Light-adapted ERG differences in autism spectrum disorder

Paul A. Constable, Edward R Ritvo, Ariella R Ritvo, Irene O Lee, Morgan L McNair, Dylan Stahl, Jane Sowden, Steve Quinn, David H Skuse, James C McPartland, Dorothy A Thompson

Research output: Contribution to conferencePoster

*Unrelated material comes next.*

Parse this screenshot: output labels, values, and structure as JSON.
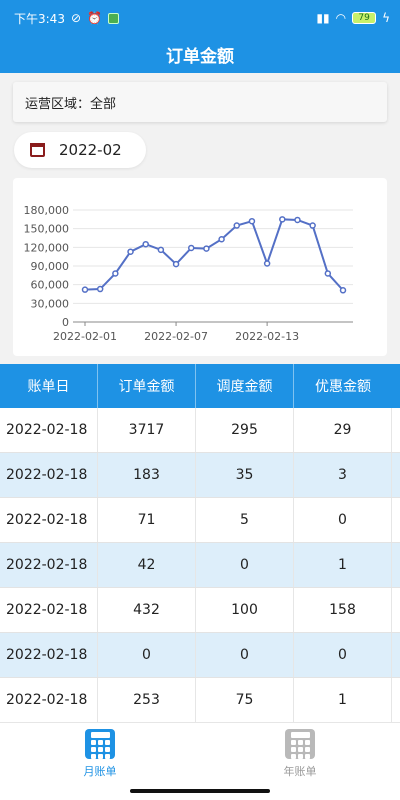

Purpose: To determine if retinal signals measured using the lightadapted
ERG (LA ERG) differ in size or timing in young people with
autism spectrum disorder (ASD), a neurodevelopmental disorder.
Methods: LA ERGs were recorded from 90 ASD individuals, mean
age 13.0 ± 4.2 years, and compared with those from a control group
of 87 individuals, mean age 13.8 ± 4.8 years. A Troland based,
random nine-step, full-field LA ERG flash series and the ISCEV
standard LA3 was performed on both eyes of each subject using the
RETeval (LKC Technologies Inc, Gaithersburg, MD, USA) at 2/s, on
a 30 cd.m-2 white background. The timing and amplitudes of the aand
b-waves, and the ratio of b:a amplitude produced by each flash
strength were measured. Mathematical models of the photopic hill
function using a sum of Gaussian (representing OFF-bipolar cell
input) and logistic functions (representing ON-bipolar cell input), as
detailed by Hamilton et al. (Vision Res 2007,47:2968–72) and random
effects statistical analysis were carried out to compare the retinal
responses between the two groups. Each subject contributed data
from one eye.
Results: LA b-wave amplitudes were smaller in the ASD group, most
markedly at higher flash strengths, 13 and 16 cd.s.m-2 (p\0.004)
with slower b-wave time to peaks (p = 0.001). The ON-bipolar cell
input to the photopic hill was significantly different between groups
and a higher flash strength was required by the ASD group to attain
the photopic hill maxima (p\.001).
Conclusion: Retinal signals differ in young people with ASD.
Smaller LA b-waves noted at high flash strengths appear associated
with an altered ON-bipolar input. The results from this large study
support the potential of using the ERG to quantify differences in the
CNS in neurodevelopmental conditions.
Acknowledgment: The authors would like to thank the participants
and their families for their support and Quentin Davis and Joshua
Santosa of LKC Technologies for programming the RETeval custom
Financial support: Alan B Slifka Foundation; National Institute of
Health U19 MH108206; National Institute for Health R01
MH100173; The Gilbert Trust, UCLA.
Original languageEnglish
Number of pages1
Publication statusPublished - 31 Oct 2019
Event57th Annual Symposium of the International Society for Clinical Electrophysiology of Vision (ISCEV 2019), Seoul, Korea, 7–10 October 2019 - South Korea, Seoul, Korea, Republic of
Duration: 7 Oct 201910 Oct 2019


Conference57th Annual Symposium of the International Society for Clinical Electrophysiology of Vision (ISCEV 2019), Seoul, Korea, 7–10 October 2019
Country/TerritoryKorea, Republic of
Internet address


  • Light
  • ERG
  • Autism Spectrum Disorder


Dive into the research topics of 'Light-adapted ERG differences in autism spectrum disorder'. Together they form a unique fingerprint.

Cite this